So is this company ‘Creating Happiness’ or ‘Faking Happiness’ (left)? It’s not for me to say, but the controversy is something I clearly need to be aware of as I go about my work. At this point, I think I need to make a confession. A couple of months back, a close friend mailed me to suggest I reach out to Vedanta and offer my communications services. At that time, I didn’t recall the name. So I composed an e-mail and fired it off. When the subject then came up in conversation with another friend, a look of consternation crossed his face. “Robin, I really don’t think you want to be associate with that company!”, he exclaimed. I hurriedly did my homework, somewhat past the deadline, and my stomach turned. The incident forced me to take a cold, hard look at my approach. Clearly, I could not regard CSR activities simply as something like NGO work within the corporate setup.

As a professional who’s sworn himself to contributing to making the world a better place through his photography, are corporates’ CSR departments an appropriate client group?
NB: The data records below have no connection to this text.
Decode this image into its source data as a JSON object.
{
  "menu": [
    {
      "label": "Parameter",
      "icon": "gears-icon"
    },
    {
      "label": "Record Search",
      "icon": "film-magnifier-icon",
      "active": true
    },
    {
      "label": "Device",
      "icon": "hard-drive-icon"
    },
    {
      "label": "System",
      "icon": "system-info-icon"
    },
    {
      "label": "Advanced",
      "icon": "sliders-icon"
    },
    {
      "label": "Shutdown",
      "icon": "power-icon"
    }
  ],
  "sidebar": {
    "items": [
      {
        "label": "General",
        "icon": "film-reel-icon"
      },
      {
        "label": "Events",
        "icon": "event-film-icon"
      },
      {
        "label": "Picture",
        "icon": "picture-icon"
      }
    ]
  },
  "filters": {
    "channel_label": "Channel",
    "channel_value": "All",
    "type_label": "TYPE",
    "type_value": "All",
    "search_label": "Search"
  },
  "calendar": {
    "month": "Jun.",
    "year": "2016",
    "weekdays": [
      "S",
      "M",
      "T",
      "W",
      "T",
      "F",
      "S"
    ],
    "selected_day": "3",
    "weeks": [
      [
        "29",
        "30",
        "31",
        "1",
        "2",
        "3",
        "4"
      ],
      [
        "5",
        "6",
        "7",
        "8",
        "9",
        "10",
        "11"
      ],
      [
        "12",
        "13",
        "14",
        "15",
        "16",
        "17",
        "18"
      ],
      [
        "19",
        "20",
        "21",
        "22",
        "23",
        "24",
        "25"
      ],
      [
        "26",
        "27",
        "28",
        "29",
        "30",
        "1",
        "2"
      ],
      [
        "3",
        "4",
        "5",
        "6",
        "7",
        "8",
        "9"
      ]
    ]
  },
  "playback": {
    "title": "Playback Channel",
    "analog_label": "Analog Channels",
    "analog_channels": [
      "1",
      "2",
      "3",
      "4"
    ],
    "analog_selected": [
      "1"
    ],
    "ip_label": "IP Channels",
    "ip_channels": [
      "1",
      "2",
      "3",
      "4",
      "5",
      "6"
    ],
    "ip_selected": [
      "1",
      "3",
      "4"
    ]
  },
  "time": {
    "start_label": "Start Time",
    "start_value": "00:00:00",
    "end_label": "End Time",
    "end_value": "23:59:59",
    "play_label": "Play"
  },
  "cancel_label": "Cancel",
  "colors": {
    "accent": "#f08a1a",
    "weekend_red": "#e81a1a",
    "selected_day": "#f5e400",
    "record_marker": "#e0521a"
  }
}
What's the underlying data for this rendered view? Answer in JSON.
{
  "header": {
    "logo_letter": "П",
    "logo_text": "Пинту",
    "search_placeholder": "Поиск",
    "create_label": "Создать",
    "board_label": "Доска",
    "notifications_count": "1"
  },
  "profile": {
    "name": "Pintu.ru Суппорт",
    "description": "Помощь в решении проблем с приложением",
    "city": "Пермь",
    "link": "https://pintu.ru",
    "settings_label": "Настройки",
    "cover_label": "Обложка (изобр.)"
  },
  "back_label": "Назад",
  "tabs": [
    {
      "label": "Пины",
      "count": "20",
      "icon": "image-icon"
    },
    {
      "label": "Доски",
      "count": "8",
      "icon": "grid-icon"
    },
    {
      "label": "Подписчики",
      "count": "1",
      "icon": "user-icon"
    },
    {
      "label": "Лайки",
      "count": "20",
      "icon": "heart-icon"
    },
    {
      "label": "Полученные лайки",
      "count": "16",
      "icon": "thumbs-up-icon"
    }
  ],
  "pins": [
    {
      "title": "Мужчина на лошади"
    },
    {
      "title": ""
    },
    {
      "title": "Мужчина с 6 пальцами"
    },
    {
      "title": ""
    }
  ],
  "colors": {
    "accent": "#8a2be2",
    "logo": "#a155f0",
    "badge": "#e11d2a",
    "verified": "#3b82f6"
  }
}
I still say “yes”. I do not sign up to the belief that all corporates are evil, and that their CSR activities are no more than gloss to distract our attention from their dastardly deeds. To assume that all are as unscrupulous as Vedanta have been accused of being, and should therefore suffer our wrath, is to discount a great deal of positive work that’s being done. Even if the driving agenda is more about overall corporate image, we cannot deny the billions of dollars that are passing directly from the hands of businesses and their employees to worthy causes, often under the supervision of highly reputable charities, and the difference this money makes where spent wisely.

For my part, I can do several things to ensure I’m supporting only those companies that merit my assistance. For starters, I now do my research on companies’ backgrounds and ethical status. A simple Google or Wikipedia search on Vedanta is so revealing. There are also other resources, such as CSRHub, which use multiple sources to index companies’ CSR performance. Beyond this, there is also the type of work that I will do. There are multiple ways that I can assist a company with CSR communications that are eminently uncontroversial. For example, I can help them communicate to their employees, educating them about the projects they run for the benefit of society and the environment and encouraging them to donate through payroll contribution schemes; I can also help them communicate to beneficiaries to improve their understanding of projects being implemented. For those companies who are evidently outstanding corporate citizens, I am happy to help them publicise the news of the positive difference they’re making. After all, wouldn’t you rather buy the cola of a company that goes out of its way to work ethically and responsibly as compared with one that’s willing to stamp on the little people and plunder the Earth’s resources in an unsustainable manner in order to make the most profit possible from your cola? This is the kind of informative advertising that I aim to contribute to as I follow my passion while working with big business.